If we're serious about saving the oceans from collapse, the vast waters of the high seas is where we need to start. As my colleague, NRDC international ocean director, Lisa Speer has long advocated, we need to employ basic modern conservation tools in these waters, including the ability to establish fully protected marine sanctuaries in order to protect ocean life from seabed mining, bottom trawl fishing that clear-cuts the ocean floor and other damaging industrial activity.
An overwhelming majority of countries now support developing a new international agreement to modernize high seas conservation and management. Now we need them to transition that support into action. We cannot ignore the plight of our high seas anymore.

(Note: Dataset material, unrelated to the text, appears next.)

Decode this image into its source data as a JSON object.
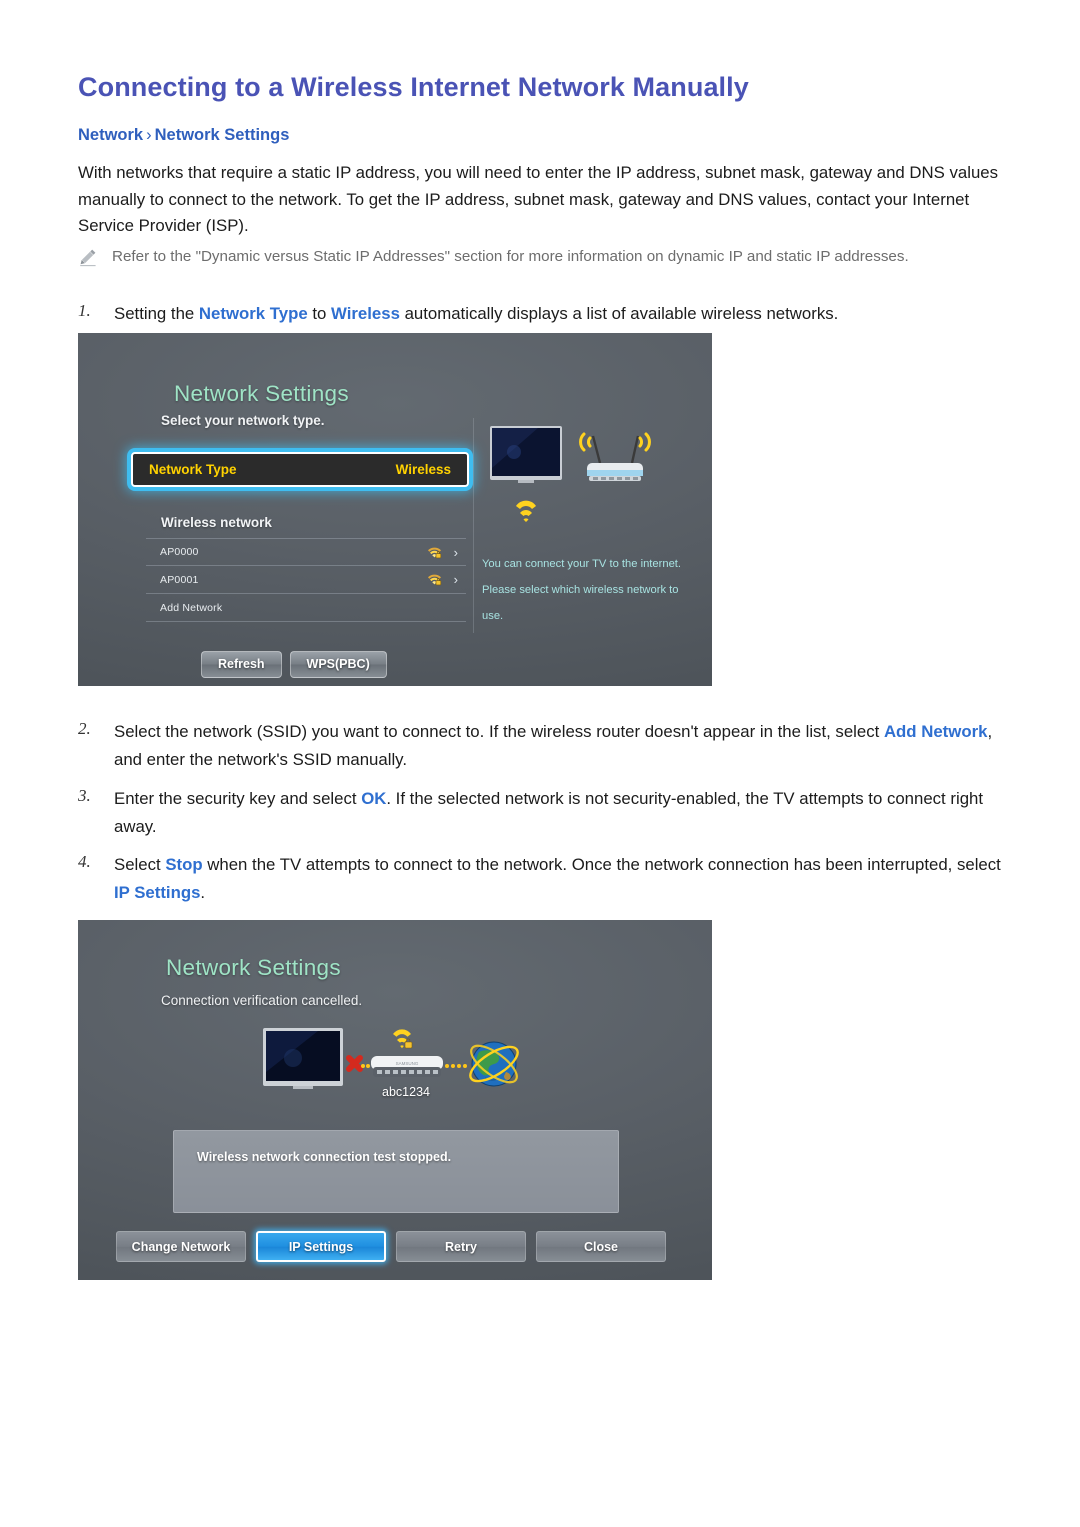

The Department of the Interior is expected to release its draft five-year offshore drilling plan imminently. It will lay out its 2017-2022 Outer Continental Shelf Oil and Gas Leasing Program, and it's not expected to be pretty.
The plan may open up the Atlantic coast to offshore drilling for the first time in 30 years and could increase leasing in the Arctic. Offshore drilling and leasing in these areas would threaten billion dollar coastal economies, open fragile and priceless ocean and coastal ecosystems to damage from pollution and spills, and would accelerate global climate change.
The areas off the Atlantic coast contain extensive and diverse fisheries, as well as numerous species of endangered and threatened marine wildlife--sea turtles, dolphins and whales. These resources and state economies up and down the east coast that rely on tourism and recreation would be put in harm's way and threatened by a blow-out and resulting oil spill, as the BP oil disaster in the Gulf demonstrated.
As for the Arctic, there is no worse place to drill for oil and gas than those biologically rich, fragile and vitally important waters. These areas simply cannot be drilled safely. There is currently no viable plan for cleaning up a spill should it occur, or infrastructure available in such an emergency.
The fact is, if we really want to revive our oceans, new and expanded oil drilling is not the way to go about it. We need this plan to keep important pristine habitats off limits.
On February 11th, the Mid-Atlantic Fishery Management Council, which manages U.S. fisheries resources in the region, will vote on whether and how to protect deep-sea coral communities off the Mid-Atlantic coast.
These canyons have only recently been explored by NOAA and the findings are astonishing. Recent explorations have found over 40 different vibrantly-colored coral species in our cold northern Atlantic waters. Some of these corals are so abundant that they've been described as "coral forests."
And within these delicate and diverse habitats lie unexpected ocean life, including some species that are believed to be new to science. These canyons are home to everything from sea stars to octopus to the elusive Greenland shark, the slowest shark on Earth. These pristine ecologically-diverse canyons are also breeding grounds for many ocean animals, making them critical to preserving the biodiversity of our Atlantic coastal waters.
More on these canyons, include amazing video and images, can be found on my colleague Ali Chase's blog.
As frightening as the Science study is, I'm heartened that solutions are within our grasp. This winter, the U.S. can lead the way toward bringing our seas back from the brink. I hope our leaders seize this opportunity to ensure the resilience and wonder of our world's ocean.